In my last post, I talked about failing projects in “Three Reasons Failing Projects Continue to Fail.” But what about the projects that are doing well or at least moping along at a decent pace? This post is about those projects.
Some new years bring great hope for better projects and project teams that function more efficiently. This year didn’t seem to be one of them. I began the year feeling jaded about where many industry projects are headed and in the way that teams work together. Speaking with others in the industry didn’t make me feel any more confidence, either. I had the feeling that I was the ONLY person left that wanted to talk about consulting ethics or working together more effectively. Now, while we all know that we’re never the only person who cares, it’s not an easy feeling to shake.
Implementation is best done in phases. Period. This used to be an important topic to write about but I think most of us stopped writing about this because we thought we got our message across. I suspect it’s time to start writing about this, again.
It’s a problem as old as time that businesses worry about marketing themselves properly so that potential customers will understand what services they provide. Recently, I wrote a post asking how I got myself pigeonholed, where people seem to have rigid ideas regarding what I do, and with some being incorrect.
I’ve been travelling around the New Jersey area (inevitable in the laboratory informatics industry, I think). Because of that, last night, I had supper with a couple consultants I hadn’t seen for a couple of years. Our conversation was not entirely about work, but the parts that were led us to the usual conclusion — nothing really changes.
Having just last year worked with a mammoth clinical (i.e., regulated) project to currently working with a fairly small non-pharma, non-bio manufacturing project is a big switch. Projects, Large and Small, Need Structure Some people claim that small projects need no structure and no real project management but I would disagree.
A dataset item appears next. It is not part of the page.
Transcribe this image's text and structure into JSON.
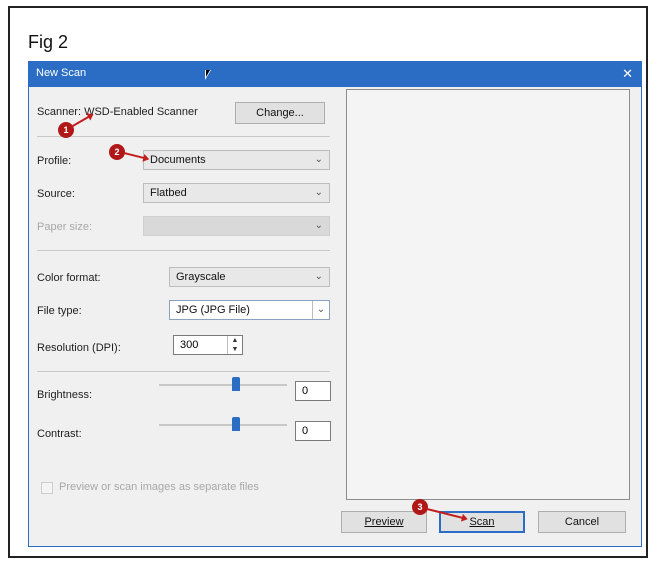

I’ve noticed that the … Read moreLaboratory Informatics Project Sizes and Management
An article entitled “A Succession of Failures” tells how “vendors and customers can avoid the communication errors that occur during…implementations.”
One of the hardest times on a project is the gap between the major activities of the project phases.
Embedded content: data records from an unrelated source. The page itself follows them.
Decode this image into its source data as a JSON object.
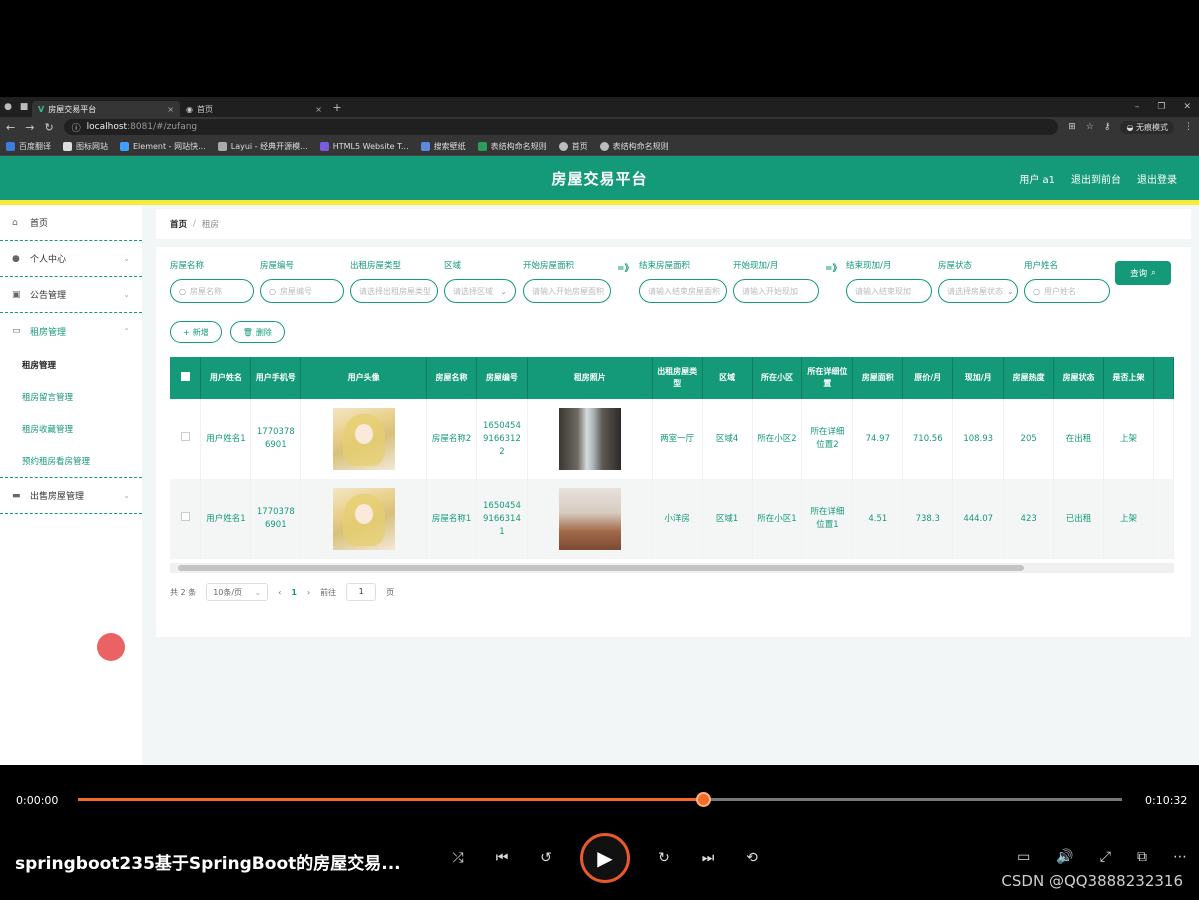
{
  "browser": {
    "tabs": [
      {
        "title": "房屋交易平台",
        "active": true
      },
      {
        "title": "首页",
        "active": false
      }
    ],
    "url_host": "localhost",
    "url_path": ":8081/#/zufang",
    "incognito_label": "无痕模式",
    "bookmarks": [
      "百度翻译",
      "图标网站",
      "Element - 网站快...",
      "Layui - 经典开源模...",
      "HTML5 Website T...",
      "搜索壁纸",
      "表结构命名规则",
      "首页",
      "表结构命名规则"
    ]
  },
  "app": {
    "title": "房屋交易平台",
    "user": "用户 a1",
    "to_front": "退出到前台",
    "logout": "退出登录"
  },
  "sidebar": {
    "items": [
      {
        "label": "首页",
        "icon": "home-icon"
      },
      {
        "label": "个人中心",
        "icon": "user-icon"
      },
      {
        "label": "公告管理",
        "icon": "notice-icon"
      },
      {
        "label": "租房管理",
        "icon": "message-icon"
      },
      {
        "label": "出售房屋管理",
        "icon": "house-icon"
      }
    ],
    "sub": [
      "租房管理",
      "租房留言管理",
      "租房收藏管理",
      "预约租房看房管理"
    ]
  },
  "breadcrumb": {
    "home": "首页",
    "sep": "/",
    "current": "租房"
  },
  "filters": {
    "labels": [
      "房屋名称",
      "房屋编号",
      "出租房屋类型",
      "区域",
      "开始房屋面积",
      "结束房屋面积",
      "开始现加/月",
      "结束现加/月",
      "房屋状态",
      "用户姓名"
    ],
    "placeholders": [
      "房屋名称",
      "房屋编号",
      "请选择出租房屋类型",
      "请选择区域",
      "请输入开始房屋面积",
      "请输入结束房屋面积",
      "请输入开始现加",
      "请输入结束现加",
      "请选择房屋状态",
      "用户姓名"
    ],
    "arrow": "=》",
    "query": "查询"
  },
  "actions": {
    "add": "新增",
    "delete": "删除"
  },
  "table": {
    "headers": [
      "用户姓名",
      "用户手机号",
      "用户头像",
      "房屋名称",
      "房屋编号",
      "租房照片",
      "出租房屋类型",
      "区域",
      "所在小区",
      "所在详细位置",
      "房屋面积",
      "原价/月",
      "现加/月",
      "房屋热度",
      "房屋状态",
      "是否上架"
    ],
    "rows": [
      {
        "user": "用户姓名1",
        "phone": "17703786901",
        "name": "房屋名称2",
        "code": "165045491663122",
        "type": "两室一厅",
        "area": "区域4",
        "community": "所在小区2",
        "detail": "所在详细位置2",
        "size": "74.97",
        "orig": "710.56",
        "now": "108.93",
        "heat": "205",
        "status": "在出租",
        "shelf": "上架"
      },
      {
        "user": "用户姓名1",
        "phone": "17703786901",
        "name": "房屋名称1",
        "code": "165045491663141",
        "type": "小洋房",
        "area": "区域1",
        "community": "所在小区1",
        "detail": "所在详细位置1",
        "size": "4.51",
        "orig": "738.3",
        "now": "444.07",
        "heat": "423",
        "status": "已出租",
        "shelf": "上架"
      }
    ]
  },
  "pager": {
    "total": "共 2 条",
    "size": "10条/页",
    "page": "1",
    "goto": "前往",
    "goto_val": "1",
    "page_unit": "页"
  },
  "player": {
    "current_time": "0:00:00",
    "total_time": "0:10:32",
    "progress": 0.6,
    "title": "springboot235基于SpringBoot的房屋交易...",
    "watermark": "CSDN @QQ3888232316"
  },
  "colors": {
    "primary": "#149979",
    "accent_yellow": "#f6ea3c",
    "player_orange": "#f26b2a"
  }
}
As part of this week’s “back to work” theme, here in this project management posting, one will consider the aspects of project management. Projects need varying amount of management. The larger the project, the more likely it is to need formal project management. Mid-sized projects might have a part-time project manager that is shared with other projects, while large projects usually have a dedicated project manager.
Between this blog and my newsletter, my last few items have all revolved around project management. I thought I’d continue, today, with some reminiscing on the topic.